Jim is appointed to the government and as land supremo gets the situation under control, ﬁnally becoming Minister of Agriculture in 1948, and pushing through a policy of land nationalisation. Thus according to the novel the forthcoming (in 1938) war ‘happened all right, not the war they meant but a war against famine’ (p. 361), just as for Moral Rearmament the war would not be against Hitler but worldwide selﬁshness. ’ (p. 110). Given the very real anxieties at the time concerning farming across the globe, it would be inaccurate to describe Already Walks Tomorrow as an example of displaced anxiety, though the term could be applied to another futuristic novel of 1939, R.

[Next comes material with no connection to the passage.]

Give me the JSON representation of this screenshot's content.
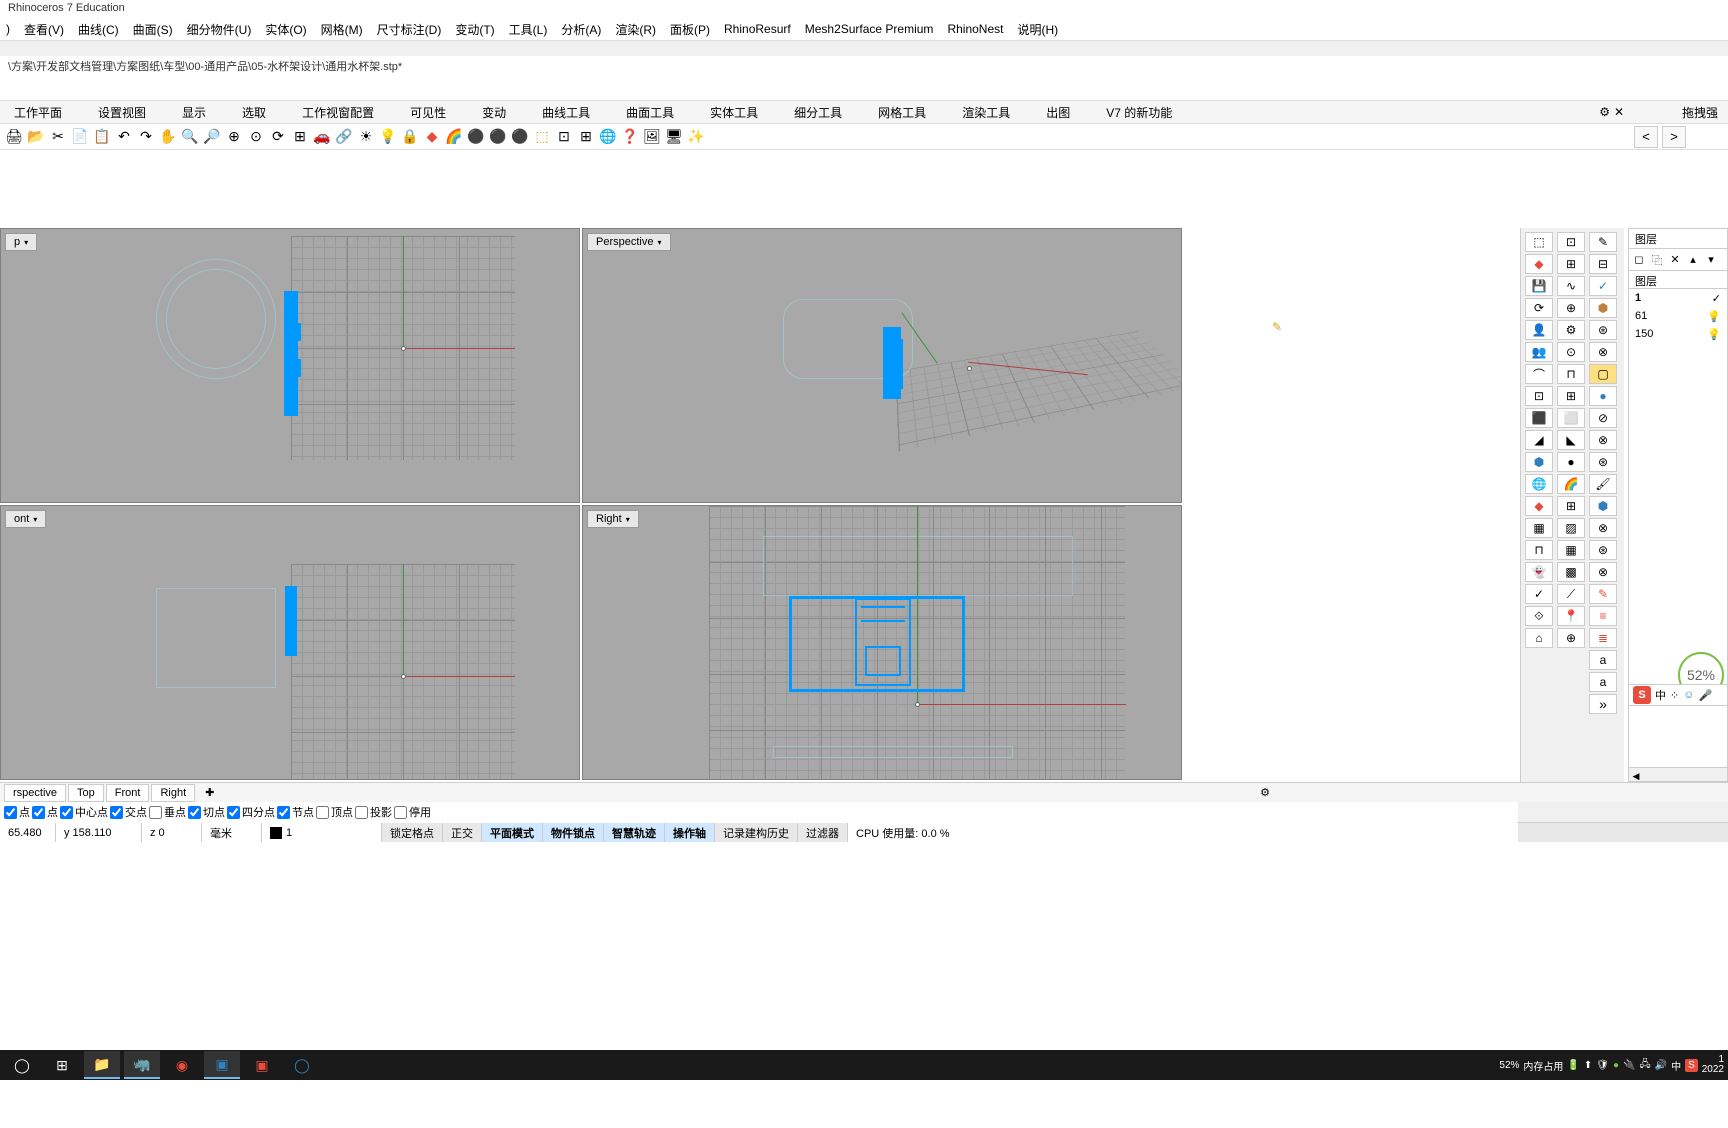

As an instance of the latter ‘now very much before the public eye’, Eliot refers to the global phenomenon of ‘soil-erosion’, resulting from the ‘exploitation of the earth, on a vast scale for two generations, for commercial proﬁt: immediate beneﬁts leading to dearth and desert’ (p. 80). This diagnosis of the ‘decay of agriculture’ continues into Four Quartets with the ‘parched eviscerate soil’ of ‘Little Gidding’ and the ‘worshippers of the machine’ in ‘The Dry Salvages’ who ignore the rhythms of nature at their peril, as in the vision of a vanished rural community’s cycle of ‘dung and death’ that nourishes rather than depletes the soil in ‘East Coker’, the latter published in March 1940 (Complete Poems and Plays, pp.
British writers and the approach of World War II by Steve Ellis